A Social History of the Peach Palm (Bactris gasipaes) in South America
Genetic, linguistic, and cultural clues about domesticated plants provide insights into the histories of the people who have developed and used them. This study examines these clues for the peach palm (Bactris gasipaes), a fruiting palm that is native to South America, but was domesticated and dispersed more widely around the continent by indigenous peoples prior to European arrival there. This project interprets the distribution of peach palm terms in indigenous South American languages in comparison to both genetic work on wild and domesticated peach palm varieties (Clement et al., 2017) as well as ethnographic work and historical information on the significance of the peach palm in different indigenous groups. In its linguistic component, this project analyzes lexical data in South American indigenous languages using dictionaries, other published materials, and communication with experts.
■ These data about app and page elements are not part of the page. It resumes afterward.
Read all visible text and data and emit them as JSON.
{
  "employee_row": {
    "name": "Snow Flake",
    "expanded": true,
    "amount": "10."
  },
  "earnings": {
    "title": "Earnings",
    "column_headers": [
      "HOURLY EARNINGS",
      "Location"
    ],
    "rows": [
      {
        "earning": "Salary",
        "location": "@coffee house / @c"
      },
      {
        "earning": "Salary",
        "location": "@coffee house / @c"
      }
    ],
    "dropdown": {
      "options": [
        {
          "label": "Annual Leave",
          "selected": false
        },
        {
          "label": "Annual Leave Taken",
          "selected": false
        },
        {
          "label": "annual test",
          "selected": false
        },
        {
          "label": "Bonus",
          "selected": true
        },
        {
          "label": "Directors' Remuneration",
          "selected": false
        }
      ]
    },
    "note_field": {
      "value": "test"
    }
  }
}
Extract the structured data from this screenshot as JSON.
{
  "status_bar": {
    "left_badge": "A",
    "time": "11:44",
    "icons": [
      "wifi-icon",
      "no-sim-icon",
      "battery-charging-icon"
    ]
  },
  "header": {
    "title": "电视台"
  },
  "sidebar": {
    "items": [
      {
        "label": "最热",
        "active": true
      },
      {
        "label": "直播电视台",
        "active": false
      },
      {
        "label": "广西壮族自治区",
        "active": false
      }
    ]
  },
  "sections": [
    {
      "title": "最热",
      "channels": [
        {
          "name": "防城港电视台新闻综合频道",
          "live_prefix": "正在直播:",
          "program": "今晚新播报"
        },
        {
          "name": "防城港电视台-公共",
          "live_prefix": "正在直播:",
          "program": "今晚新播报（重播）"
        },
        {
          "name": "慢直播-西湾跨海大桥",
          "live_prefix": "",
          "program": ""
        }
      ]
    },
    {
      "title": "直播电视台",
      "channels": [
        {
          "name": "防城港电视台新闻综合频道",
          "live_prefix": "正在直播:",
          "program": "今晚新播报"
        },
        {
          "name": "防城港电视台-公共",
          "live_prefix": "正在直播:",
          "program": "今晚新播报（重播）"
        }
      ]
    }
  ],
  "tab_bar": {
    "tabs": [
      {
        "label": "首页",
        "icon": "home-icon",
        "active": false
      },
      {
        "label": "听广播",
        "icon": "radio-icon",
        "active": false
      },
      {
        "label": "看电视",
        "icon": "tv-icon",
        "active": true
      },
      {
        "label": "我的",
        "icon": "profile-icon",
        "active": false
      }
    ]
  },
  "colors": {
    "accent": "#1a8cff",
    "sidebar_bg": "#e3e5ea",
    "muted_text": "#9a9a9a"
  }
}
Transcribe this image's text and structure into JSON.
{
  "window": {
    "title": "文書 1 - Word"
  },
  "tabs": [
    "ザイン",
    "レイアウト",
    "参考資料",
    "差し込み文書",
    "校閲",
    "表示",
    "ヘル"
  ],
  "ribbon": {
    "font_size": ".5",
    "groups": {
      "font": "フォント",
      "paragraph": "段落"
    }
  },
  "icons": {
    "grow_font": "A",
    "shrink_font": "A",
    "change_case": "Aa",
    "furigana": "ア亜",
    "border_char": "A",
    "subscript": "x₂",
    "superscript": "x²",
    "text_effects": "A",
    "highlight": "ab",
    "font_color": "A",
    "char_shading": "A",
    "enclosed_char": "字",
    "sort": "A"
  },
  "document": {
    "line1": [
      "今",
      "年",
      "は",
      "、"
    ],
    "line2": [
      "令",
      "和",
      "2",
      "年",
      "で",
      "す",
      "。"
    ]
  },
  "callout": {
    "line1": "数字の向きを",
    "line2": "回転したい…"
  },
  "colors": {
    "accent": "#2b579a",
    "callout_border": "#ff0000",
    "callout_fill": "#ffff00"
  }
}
Ethnographies of indigenous groups illustrate the ceremonial and ritual uses of the peach palm, and may provide additional information about the distribution of peach palm use practices. Finally, this project examines the peach palm’s status in the context of its historical trajectory to identify possible explanations for its lack of global importance, especially compared to other New World crops. By drawing on data and analysis from multiple fields, this project aims to look toward a more complete picture of the peach palm and the people who have used it over time.